Acknowledging the Summer Lull, and a Fond (but partial) Farewell

Regular gnovis readers have no doubt noticed a dropoff in our blogging output over the last three weeks. This is becoming a bit of an annual summer tradition for us, as it certainly is for many other student-powered publications, but is accentuated this year by the graduation of five of our seven staff members, including all three members of our new media team. While we all have the best intentions when it comes to summer blogging, and expect a boost from our always reliable NYU correspondent, Jason Turcotte, this lull in posting will likely persist, perhaps in fits and starts, until mid-August. Moments ago, I updated our website to reflect the latest changes to our staff.

shuffling the gnovis staff

This is my last post as an official gnovis staff member, on the Georgetown payroll. Henceforth, I am a lowly contributing blogger.

For me, this transition brings both relief and nostalgic grief. For two full years, gnovis was my baby. Graduating with me this month are the last students who remember when gnovis was more of an eyesore than an asset for the CCT department, as are most of those who witnessed both our successes and admittedly awkward growing pains during the 2007/2008 academic year. Hopefully, the incoming CCT class of 2012 will see gnovis only as a smart-looking journal with an intelligent but enjoyable blog, as an admirable project that they are excited to support.

Internally, our staff has often discussed the challenges of a journal run by two-year MA students, particularly the lack of institutional memory. High turnover and low overlap of staff make it very difficult to keep things going. We’ve responded, as best we can, by developing a mentorship model for staff transitions and by documenting our processes, but I think we all share a certain nervousness that this year, or perhaps next year, will be gnovis’ peak, before the enthusiasm we’ve generated starts to slide. What we’ve tended to forget, in those discussions, is that our readership and contributors also lack institutional memory, so our ever-changing team is regularly liberated from both the baggage and the expectations of the past, including both the external expectations of readers and the internal expecations of leadership.

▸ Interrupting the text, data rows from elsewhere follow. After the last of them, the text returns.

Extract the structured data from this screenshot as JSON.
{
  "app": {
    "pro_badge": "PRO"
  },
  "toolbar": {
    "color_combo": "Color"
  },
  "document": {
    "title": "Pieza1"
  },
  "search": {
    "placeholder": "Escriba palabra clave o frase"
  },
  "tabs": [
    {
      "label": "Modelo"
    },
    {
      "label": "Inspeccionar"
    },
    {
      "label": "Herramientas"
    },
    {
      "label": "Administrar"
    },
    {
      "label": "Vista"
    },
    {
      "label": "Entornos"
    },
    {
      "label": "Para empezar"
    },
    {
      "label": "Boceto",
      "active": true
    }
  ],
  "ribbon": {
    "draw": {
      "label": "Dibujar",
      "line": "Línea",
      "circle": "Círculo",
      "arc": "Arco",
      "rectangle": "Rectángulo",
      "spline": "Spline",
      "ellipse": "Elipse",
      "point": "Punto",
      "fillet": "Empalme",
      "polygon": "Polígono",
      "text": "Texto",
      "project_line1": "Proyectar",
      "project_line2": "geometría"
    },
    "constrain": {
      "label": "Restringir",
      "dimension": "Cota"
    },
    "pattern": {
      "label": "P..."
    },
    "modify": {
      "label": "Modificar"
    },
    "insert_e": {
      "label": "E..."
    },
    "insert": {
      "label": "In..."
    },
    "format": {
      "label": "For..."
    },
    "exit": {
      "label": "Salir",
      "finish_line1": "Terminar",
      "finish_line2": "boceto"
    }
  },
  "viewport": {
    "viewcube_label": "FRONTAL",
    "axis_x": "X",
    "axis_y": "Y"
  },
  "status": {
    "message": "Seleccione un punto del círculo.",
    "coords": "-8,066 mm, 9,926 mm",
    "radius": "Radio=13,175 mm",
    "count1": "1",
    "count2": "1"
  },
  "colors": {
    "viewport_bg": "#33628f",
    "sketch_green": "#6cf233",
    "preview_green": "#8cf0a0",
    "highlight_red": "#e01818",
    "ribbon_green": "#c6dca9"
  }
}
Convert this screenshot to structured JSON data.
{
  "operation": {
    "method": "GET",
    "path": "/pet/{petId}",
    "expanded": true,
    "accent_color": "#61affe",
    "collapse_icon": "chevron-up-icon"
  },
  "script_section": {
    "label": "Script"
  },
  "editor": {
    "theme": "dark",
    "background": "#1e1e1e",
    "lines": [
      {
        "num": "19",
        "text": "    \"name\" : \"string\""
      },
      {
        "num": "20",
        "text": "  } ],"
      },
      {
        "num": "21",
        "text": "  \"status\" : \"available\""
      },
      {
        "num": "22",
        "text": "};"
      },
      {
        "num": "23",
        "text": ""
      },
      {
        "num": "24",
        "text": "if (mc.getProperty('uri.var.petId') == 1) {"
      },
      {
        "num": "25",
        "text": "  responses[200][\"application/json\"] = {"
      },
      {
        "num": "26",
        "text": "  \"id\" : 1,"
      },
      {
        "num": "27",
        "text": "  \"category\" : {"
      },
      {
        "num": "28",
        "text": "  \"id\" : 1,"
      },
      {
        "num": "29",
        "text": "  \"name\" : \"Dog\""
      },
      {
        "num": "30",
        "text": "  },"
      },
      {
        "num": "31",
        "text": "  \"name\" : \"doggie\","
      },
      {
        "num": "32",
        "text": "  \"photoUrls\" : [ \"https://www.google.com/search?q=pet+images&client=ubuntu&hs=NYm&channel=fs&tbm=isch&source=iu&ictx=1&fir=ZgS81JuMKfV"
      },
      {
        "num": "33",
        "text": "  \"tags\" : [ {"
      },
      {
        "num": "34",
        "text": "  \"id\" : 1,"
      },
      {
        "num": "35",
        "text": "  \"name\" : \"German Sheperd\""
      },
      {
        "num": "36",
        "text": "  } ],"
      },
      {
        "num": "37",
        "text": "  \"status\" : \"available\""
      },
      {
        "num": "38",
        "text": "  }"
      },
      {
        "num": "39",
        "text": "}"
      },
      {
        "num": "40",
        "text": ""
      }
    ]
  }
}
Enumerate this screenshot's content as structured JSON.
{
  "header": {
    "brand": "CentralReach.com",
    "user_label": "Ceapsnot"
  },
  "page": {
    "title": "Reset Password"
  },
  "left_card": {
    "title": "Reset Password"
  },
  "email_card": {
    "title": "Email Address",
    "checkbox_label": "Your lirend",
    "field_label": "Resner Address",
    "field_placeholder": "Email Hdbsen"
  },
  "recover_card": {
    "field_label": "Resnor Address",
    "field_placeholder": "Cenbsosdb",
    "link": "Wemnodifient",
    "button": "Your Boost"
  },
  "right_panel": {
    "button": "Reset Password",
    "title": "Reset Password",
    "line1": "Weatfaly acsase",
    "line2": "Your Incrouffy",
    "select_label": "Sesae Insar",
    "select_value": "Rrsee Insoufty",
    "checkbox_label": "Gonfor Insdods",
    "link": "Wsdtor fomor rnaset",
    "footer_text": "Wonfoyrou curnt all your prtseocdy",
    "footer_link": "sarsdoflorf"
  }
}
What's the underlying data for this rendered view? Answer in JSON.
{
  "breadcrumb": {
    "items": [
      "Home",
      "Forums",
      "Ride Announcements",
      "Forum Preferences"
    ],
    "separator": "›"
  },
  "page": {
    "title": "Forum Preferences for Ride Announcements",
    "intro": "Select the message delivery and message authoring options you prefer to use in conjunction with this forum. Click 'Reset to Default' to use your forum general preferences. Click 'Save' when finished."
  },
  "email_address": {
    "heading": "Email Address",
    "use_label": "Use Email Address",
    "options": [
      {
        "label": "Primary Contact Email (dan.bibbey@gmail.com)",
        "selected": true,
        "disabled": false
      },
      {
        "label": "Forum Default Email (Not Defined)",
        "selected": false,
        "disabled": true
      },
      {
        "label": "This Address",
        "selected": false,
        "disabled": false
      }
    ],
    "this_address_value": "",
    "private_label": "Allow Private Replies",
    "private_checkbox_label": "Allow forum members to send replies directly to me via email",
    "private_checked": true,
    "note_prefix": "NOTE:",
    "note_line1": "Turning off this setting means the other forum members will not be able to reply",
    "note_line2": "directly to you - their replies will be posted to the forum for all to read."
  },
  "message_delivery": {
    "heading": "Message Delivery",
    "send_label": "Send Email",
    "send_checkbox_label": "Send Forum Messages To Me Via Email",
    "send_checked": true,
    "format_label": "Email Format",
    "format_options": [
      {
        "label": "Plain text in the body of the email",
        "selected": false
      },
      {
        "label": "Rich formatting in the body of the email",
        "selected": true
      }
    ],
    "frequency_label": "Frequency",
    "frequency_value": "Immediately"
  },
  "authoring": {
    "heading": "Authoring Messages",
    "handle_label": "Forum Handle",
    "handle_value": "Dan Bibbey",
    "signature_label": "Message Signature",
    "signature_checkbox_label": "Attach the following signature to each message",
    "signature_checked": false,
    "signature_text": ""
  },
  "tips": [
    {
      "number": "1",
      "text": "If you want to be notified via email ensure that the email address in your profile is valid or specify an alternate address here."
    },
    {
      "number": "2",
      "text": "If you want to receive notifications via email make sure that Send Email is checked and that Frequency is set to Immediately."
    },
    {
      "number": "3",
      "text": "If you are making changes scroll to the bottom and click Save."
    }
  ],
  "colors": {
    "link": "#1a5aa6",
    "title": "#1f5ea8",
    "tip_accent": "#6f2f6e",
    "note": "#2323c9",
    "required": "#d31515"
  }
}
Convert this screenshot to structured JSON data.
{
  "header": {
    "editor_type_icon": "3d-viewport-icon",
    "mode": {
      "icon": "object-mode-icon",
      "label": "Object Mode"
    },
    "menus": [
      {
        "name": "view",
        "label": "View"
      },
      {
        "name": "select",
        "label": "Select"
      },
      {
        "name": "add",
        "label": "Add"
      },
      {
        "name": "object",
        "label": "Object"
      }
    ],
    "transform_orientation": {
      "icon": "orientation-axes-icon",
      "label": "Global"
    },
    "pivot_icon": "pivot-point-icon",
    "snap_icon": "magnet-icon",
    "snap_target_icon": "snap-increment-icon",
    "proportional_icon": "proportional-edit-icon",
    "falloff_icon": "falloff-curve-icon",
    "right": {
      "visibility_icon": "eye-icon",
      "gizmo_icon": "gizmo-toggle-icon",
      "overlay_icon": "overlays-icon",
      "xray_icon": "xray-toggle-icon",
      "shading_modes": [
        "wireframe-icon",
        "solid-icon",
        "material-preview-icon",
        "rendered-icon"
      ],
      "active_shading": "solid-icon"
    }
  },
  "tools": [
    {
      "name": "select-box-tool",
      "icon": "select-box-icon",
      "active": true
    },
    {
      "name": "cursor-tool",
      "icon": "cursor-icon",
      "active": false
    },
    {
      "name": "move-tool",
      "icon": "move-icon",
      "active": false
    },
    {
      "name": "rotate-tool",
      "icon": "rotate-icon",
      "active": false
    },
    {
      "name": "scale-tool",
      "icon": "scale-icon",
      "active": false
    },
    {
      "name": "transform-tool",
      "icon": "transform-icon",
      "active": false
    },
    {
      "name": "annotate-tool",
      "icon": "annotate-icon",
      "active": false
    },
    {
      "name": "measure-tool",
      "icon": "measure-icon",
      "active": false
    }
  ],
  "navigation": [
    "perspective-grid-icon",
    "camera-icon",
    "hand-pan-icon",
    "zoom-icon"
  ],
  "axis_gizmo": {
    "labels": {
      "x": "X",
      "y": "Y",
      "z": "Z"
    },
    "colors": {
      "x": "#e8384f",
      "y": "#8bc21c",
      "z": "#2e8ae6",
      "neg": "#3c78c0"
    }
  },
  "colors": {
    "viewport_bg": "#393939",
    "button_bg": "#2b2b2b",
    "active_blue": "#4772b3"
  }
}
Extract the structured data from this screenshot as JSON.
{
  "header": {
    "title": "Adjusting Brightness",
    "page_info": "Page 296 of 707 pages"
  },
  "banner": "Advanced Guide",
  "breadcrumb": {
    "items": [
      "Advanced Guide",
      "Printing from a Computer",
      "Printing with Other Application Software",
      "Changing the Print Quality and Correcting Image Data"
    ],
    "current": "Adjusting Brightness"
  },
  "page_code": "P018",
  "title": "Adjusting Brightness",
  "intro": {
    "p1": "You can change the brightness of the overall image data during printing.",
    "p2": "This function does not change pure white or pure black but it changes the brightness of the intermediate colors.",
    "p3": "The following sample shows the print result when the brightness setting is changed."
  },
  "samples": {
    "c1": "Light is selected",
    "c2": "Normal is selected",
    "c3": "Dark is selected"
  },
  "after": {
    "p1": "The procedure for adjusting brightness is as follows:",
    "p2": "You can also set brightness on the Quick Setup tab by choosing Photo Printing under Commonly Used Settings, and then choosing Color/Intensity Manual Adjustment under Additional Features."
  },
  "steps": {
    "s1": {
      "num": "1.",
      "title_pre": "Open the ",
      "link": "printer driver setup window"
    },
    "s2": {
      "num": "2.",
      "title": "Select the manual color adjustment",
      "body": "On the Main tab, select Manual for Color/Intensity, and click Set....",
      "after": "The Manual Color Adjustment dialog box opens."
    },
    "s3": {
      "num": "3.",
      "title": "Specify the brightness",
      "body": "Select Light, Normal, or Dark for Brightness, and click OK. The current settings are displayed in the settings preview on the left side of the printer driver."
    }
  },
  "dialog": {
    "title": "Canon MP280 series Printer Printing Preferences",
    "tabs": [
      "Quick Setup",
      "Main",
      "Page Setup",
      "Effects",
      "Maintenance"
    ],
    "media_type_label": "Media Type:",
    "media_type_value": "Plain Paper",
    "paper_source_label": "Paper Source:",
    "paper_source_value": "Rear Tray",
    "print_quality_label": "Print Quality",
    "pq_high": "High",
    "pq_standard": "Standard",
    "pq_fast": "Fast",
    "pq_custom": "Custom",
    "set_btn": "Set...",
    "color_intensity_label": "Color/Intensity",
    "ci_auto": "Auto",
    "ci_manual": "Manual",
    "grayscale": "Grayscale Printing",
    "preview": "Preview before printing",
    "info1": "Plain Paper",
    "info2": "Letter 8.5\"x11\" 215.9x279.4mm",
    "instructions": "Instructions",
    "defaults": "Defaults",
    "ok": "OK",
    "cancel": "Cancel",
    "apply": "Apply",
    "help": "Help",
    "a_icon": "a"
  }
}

While we made tremendous progress under my watch, I also have to acknowledge that gnovis, like any project, was constrained by my own agenda and interests. We made only modest inroads into a physical presence on Georgetown’s campus, in part because of my emphasis on our online presence. Our outreach to other universities emphasized push-style marketing, more than inclusive collaboration, in part because I can get preoccupied with measurable web analytics at the expense of more subjective measures of progress. Already, as Lauren and Akoto took on increasing responsibilities this year, these biases began to shift, and despite my paranoid doubts I believe that great things are in store for next year. (Of course, like any good egomaniac, my stubborness insists that the improvements we made in our online presence and web analytics are what enable this shift of emphasis.)

Earlier today, all of the graduating CCT students were alerted that they had been removed from the CCT student mailing lists, and subscribed to the alumni lists. If this stream of tweets is any indication, this was a jarring moment for many of us. Nonetheless, I must now accept these simple realities: I am now a CCT alumni, not a CCT student; I cannot continue to revise my thesis; and I no longer determine the direction of gnovis.

I am very proud of what I accomplished as the managing editor of gnovis, and I know that – at least until they too graduate – my baby is in very capable hands. Good luck, Lauren & Akoto, and a heartfelt thank you to everyone who has submitted or reviewed a paper, volunteered their videos, or written even a single blog post over the past two years. A special thank you to Ashley Bowen and Jessica Vitak, for engineering a polished publishing process that greatly simplified all of our work.

Have a wonderful summer! Congratulations to the class of 2009!

Brad Weikel

Brad Weikel received his MA in Communication, Culture & Technology (CCT) from Georgetown University in 2009. His thesis, "From Coding to Community: Iteration, Abstraction, and Open Source Software Development" argued that programming practices, particularly iterative workflows and abstraction models, can help explain both the success and struggles of open source software. His work was a technocentric complement to prior explanations from economists, lawyers, and political and cultural theorists. While writing his thesis, Brad blogged about his topic at OpenCulture.cc, where he has since continued blogging, more broudly, about collaborative production and the commons at large. Brad was Managing Editor of gnovis during the 2007/2008 and 2008/2009 school years, and Creative Director in 2006/2007. He is currently the Web & Communications Coordinator for EarthRights International.